We know that there are a lot more EV drivers in places like California, Portland, and Seattle (our founders are from Washington, originally), but there are a number of very good reasons we decided to set up shop near Charlotte, NC.
The first thing that led us to North Carolina was how much friendlier it is to manufacturing and actually building things. There was a great pool of investors in that area, but most focused on software and design, but didn’t have a good grasp of the challenges and opportunities available building things instead of software. Investors and our partnering businesses in the area all understand businesses that build real, physical things, and that helps a lot.
There are also much greater challenges in terms of government regulations on the west coast. We intend to run a safe and environmentally friendly operation, but won’t run into as much roadblocks and red tape here.
Positive Things in North Carolina
The advantages to this area aren’t all in the negative. This part of the country also has a lot going for it.
One thing people from other places tend to underestimate is North Carolina’s EV scene. “When I first got to North Carolina, I went to an EV meetup near Asheville,” said our CEO John Bysinger. “More EVs showed up there than to any meetup I had ever attended in Seattle–easily three times as many.”
The truth is, the Piedmont area between Birmingham, Alabama and Raleigh-Durham, NC is going through a lot of rapid change. While not known like Silicon Valley or the major east coast cities for innovation or wealth, that is something that has been changing for decades.

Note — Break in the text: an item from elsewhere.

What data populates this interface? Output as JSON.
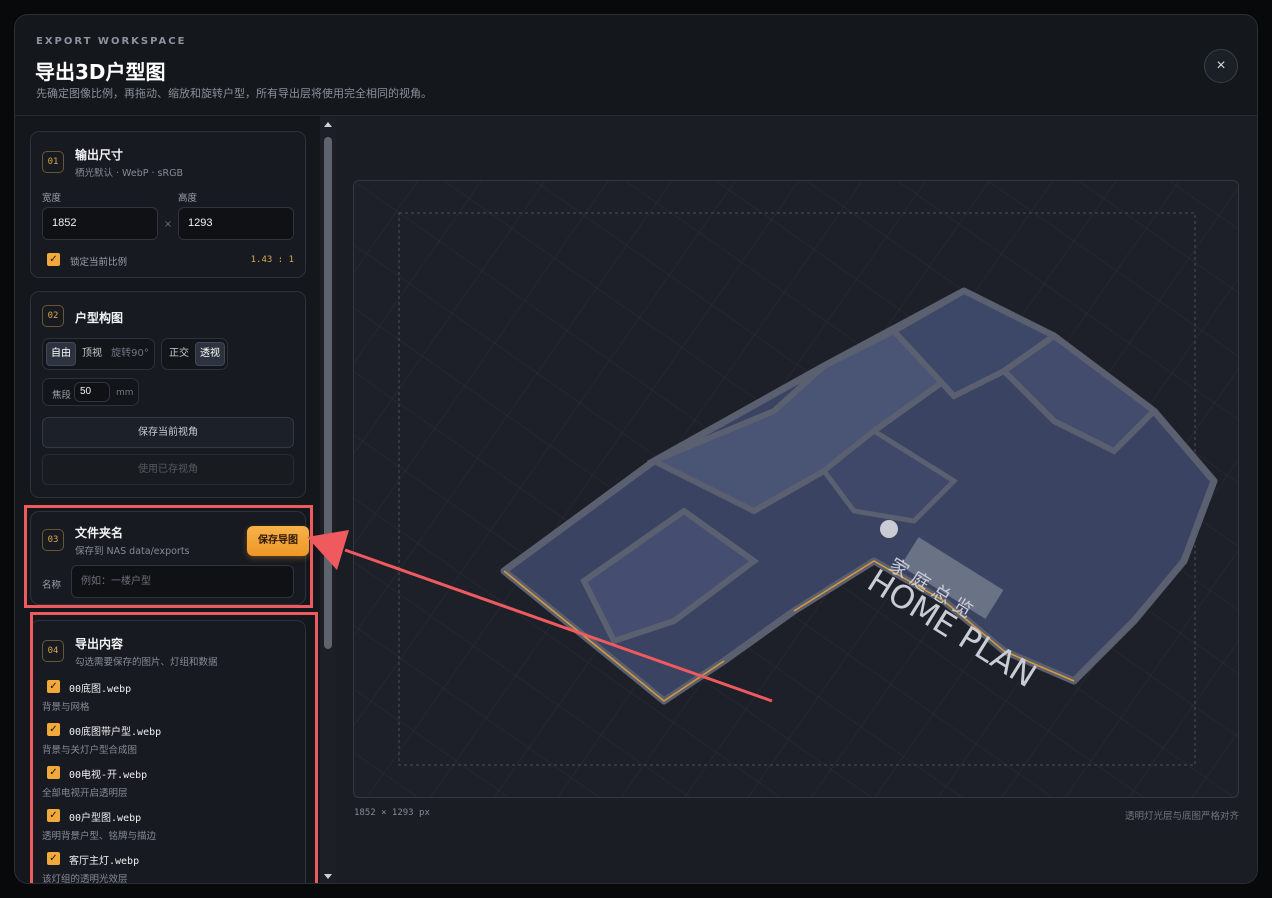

America 2050, a study project identifying regions with great growth happening in the early 20th century, identifies the Charlotte area as part of a greater “megaregion” that includes the Piedmont, Memphis, and Nashville. We have everything from vehicle manufacturing (including the Nissan LEAF) to space industry in our region.
The low cost of living and high quality of life in the Southeast are two reasons for this megaregion’s booming population,” the America 2050 page says. ” The region is facing challenges associated with its growing population, such as increased traffic congestion, runaway land consumption, and inadequate infrastructure, which it hopes to address with sustainable solutions.”
While we already have large cities like Atlanta and Nashville, we are in a unique position throughout the rest of the region to build our growing cities smarter and more robust than other established cities that are dealing with major congestion and pollution issues. Even our large cities still have room for improvement and change that the megacities on the coasts do not enjoy.
Along with this opportunity comes a lot of startups we have the pleasure and opportunity to work with. While we can’t list them right now, we know that our area, and the surrounding region, is a great place to do sustainable business.